I'm not quite sure what the subtitle of RESIDENT EVIL: EXTINCTION, this season's gore-spattered zombie smackdown, refers to. The human good guys don't, of course, end up vanquishing all of their undead foes; the undead foes don't, of course, end up devouring all of the human good guys; and — gargantuan of course en route — the movie's finale alludes to a Resident Evil 4, so you know that the franchise ain't goin' extinct either. And that's precisely the problem: This second sequel to 2002's Resident Evil — rote but surprisingly watchable — feels less like its own chapter than an extended previously-on-Resident-Evil recap that exists to merely set the stage for future episodes.
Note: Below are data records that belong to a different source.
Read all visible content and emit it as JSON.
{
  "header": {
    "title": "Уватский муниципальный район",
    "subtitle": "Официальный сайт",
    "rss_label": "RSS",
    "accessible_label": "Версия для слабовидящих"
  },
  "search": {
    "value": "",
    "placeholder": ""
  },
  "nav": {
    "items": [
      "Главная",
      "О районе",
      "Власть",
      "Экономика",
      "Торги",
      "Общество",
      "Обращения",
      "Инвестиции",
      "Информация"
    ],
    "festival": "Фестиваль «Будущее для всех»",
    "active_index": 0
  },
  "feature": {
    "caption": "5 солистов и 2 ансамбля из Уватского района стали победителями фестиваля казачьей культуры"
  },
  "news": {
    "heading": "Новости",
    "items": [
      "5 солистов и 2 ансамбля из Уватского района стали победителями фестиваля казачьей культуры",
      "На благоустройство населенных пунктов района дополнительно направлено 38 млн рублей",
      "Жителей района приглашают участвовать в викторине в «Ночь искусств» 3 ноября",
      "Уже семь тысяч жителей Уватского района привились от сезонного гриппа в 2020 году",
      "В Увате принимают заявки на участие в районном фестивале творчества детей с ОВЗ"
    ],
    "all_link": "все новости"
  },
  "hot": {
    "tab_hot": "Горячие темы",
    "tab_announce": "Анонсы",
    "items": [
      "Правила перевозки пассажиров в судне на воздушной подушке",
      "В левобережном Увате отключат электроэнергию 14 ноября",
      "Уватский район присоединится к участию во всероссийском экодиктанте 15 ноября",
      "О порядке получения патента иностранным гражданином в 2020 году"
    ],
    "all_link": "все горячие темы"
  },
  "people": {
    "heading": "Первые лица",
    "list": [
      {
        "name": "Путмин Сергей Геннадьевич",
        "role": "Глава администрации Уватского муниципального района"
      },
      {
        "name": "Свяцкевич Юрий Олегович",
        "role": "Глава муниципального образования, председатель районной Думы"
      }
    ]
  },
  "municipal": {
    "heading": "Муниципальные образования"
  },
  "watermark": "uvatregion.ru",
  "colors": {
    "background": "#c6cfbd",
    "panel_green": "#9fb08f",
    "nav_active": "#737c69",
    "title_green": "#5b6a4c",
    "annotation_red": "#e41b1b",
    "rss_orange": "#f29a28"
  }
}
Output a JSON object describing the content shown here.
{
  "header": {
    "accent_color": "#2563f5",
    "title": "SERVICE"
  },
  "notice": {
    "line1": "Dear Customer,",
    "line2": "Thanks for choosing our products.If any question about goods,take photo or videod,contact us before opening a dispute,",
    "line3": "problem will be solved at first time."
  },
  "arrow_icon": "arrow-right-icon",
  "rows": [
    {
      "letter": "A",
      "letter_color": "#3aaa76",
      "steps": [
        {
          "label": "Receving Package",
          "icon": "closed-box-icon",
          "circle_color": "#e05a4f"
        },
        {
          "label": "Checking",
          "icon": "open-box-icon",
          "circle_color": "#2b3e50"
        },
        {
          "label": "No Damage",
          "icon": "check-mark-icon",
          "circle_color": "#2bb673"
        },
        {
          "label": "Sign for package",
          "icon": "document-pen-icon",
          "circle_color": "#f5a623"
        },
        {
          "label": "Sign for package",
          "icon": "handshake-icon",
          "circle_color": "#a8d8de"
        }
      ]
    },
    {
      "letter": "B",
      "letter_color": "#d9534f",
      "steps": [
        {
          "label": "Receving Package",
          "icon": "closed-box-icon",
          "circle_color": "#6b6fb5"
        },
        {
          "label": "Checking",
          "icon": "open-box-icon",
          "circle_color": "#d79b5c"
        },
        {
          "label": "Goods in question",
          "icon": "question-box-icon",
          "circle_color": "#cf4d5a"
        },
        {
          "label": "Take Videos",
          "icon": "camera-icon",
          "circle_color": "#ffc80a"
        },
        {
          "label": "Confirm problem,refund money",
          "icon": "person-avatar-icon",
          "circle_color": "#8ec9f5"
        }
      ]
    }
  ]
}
Blame the script's rampant lack of imagination, which dooms too much of Extinction to repeat the same ass-kickery on display in better horror shows ... including, yes, Resident Evil. You dug the scenes in RE 1 where Alice (Milla Jovovich), a babelicious security officer who takes on the abominable grotesqueries created by a virus manufactured in the secret underground labs of the über-shady Umbrella Corporation, tussled with monster Dobermans, ravenous reanimated corpses, and tentacled mutant behemoths? Great! Because here they are again. On repeat. For 95 minutes.
So while a good deal of Resident Evil: Extinction has the mushy palate of microwaved leftovers, it still boasts one or two skillfully engaging action sequences. And hey, that's one or two skillfully engaging action sequences more than 2004's execrable Resident Evil: Apocalypse, a film that roused me only during the moment where Jovovich piloted her motorcycle through a stained-glass window, and that's mostly because I momentarily thought the theater projectionist had swapped out a reel of the film for The Great Muppet Caper. But put the entertaining bits aside — the nifty siege by zombie crows that skillfully spins what Alfred Hitchcock's The Birds woulda been like directed by George Romero on speed, a carnage-happy climax that kills off most of the irritating cast members — and you’re left with a greatest-hits montage of stock genre components: the sidekick (RE 2's Mike Epps) who gets bitten and keeps his transformation to slobbering monstrosity a secret as long as possible; the phony-baloney scares (phew! It was only a can of nails! Or a lamp!); the pompous-ass British scientist (RE 2's Iain Glen) whose chin-strokingly brilliant scheme to rehabilitate the Living Dead naturally doesn't turn out too well for him. In a year that's seen both wittier — Planet Terror, Robert Rodriguez's Grindhouse lark — and smarter — 28 Weeks Later, with its dire political subtext — riffs on the old zombie formula, this Resident Evil just doesn't cut the gristle. C-